> Task goal
Pick each line containing the word "screenshot" out of the data below.

[Records contained in a dataset]

=====

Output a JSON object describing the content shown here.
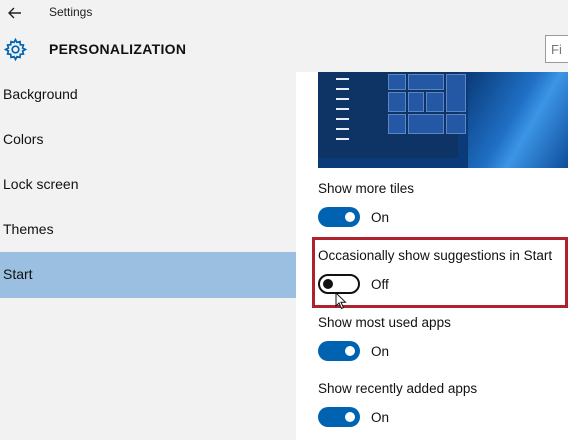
{
  "window": {
    "title": "Settings",
    "back_icon": "back-arrow-icon"
  },
  "header": {
    "title": "PERSONALIZATION",
    "icon": "gear-icon",
    "search_partial": "Fi"
  },
  "sidebar": {
    "items": [
      {
        "label": "Background",
        "selected": false
      },
      {
        "label": "Colors",
        "selected": false
      },
      {
        "label": "Lock screen",
        "selected": false
      },
      {
        "label": "Themes",
        "selected": false
      },
      {
        "label": "Start",
        "selected": true
      }
    ],
    "selected_color": "#9bbfe0"
  },
  "settings": [
    {
      "label": "Show more tiles",
      "state": "On"
    },
    {
      "label": "Occasionally show suggestions in Start",
      "state": "Off"
    },
    {
      "label": "Show most used apps",
      "state": "On"
    },
    {
      "label": "Show recently added apps",
      "state": "On"
    }
  ],
  "colors": {
    "accent": "#0063b1",
    "highlight_border": "#b0202d"
  }
}
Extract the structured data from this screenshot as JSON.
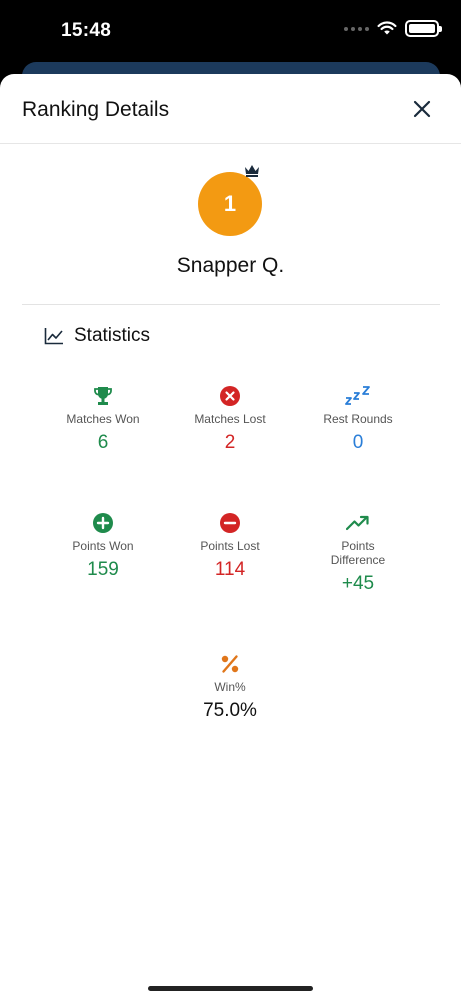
{
  "status": {
    "time": "15:48"
  },
  "sheet": {
    "title": "Ranking Details"
  },
  "player": {
    "rank": "1",
    "name": "Snapper Q."
  },
  "statistics": {
    "title": "Statistics",
    "matches_won": {
      "label": "Matches Won",
      "value": "6"
    },
    "matches_lost": {
      "label": "Matches Lost",
      "value": "2"
    },
    "rest_rounds": {
      "label": "Rest Rounds",
      "value": "0"
    },
    "points_won": {
      "label": "Points Won",
      "value": "159"
    },
    "points_lost": {
      "label": "Points Lost",
      "value": "114"
    },
    "points_difference": {
      "label": "Points Difference",
      "value": "+45"
    },
    "win_percent": {
      "label": "Win%",
      "value": "75.0%"
    }
  },
  "colors": {
    "rank_badge": "#f39a12",
    "positive": "#1f8b4c",
    "negative": "#d32525",
    "rest": "#2a7ed8",
    "win_icon": "#e0761a"
  },
  "icons": [
    "wifi-icon",
    "battery-icon",
    "close-icon",
    "crown-icon",
    "chart-line-icon",
    "trophy-icon",
    "x-circle-icon",
    "sleep-icon",
    "plus-circle-icon",
    "minus-circle-icon",
    "trending-up-icon",
    "percent-icon"
  ]
}
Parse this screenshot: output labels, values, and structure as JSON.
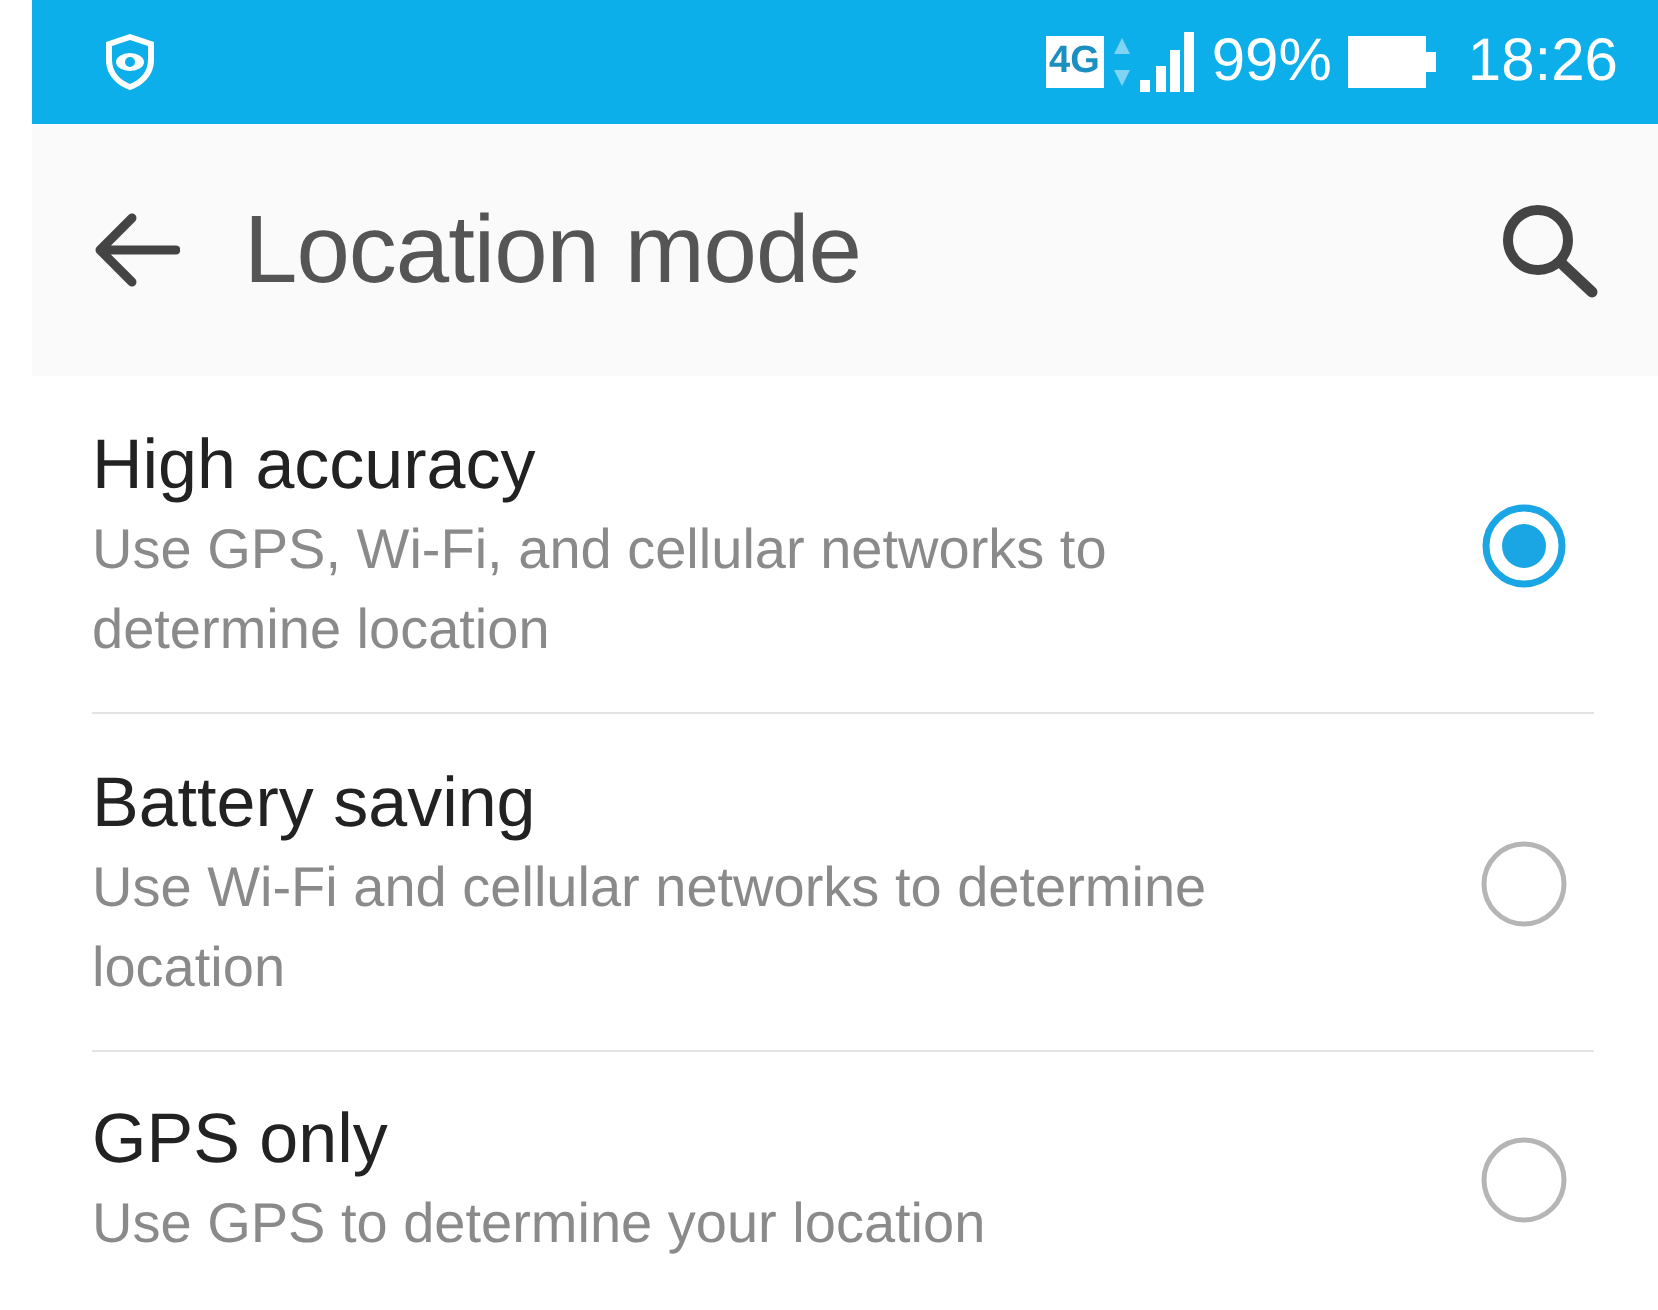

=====

> Task result
Extract the structured data from this screenshot as JSON.
Parse this screenshot: output labels, values, and structure as JSON.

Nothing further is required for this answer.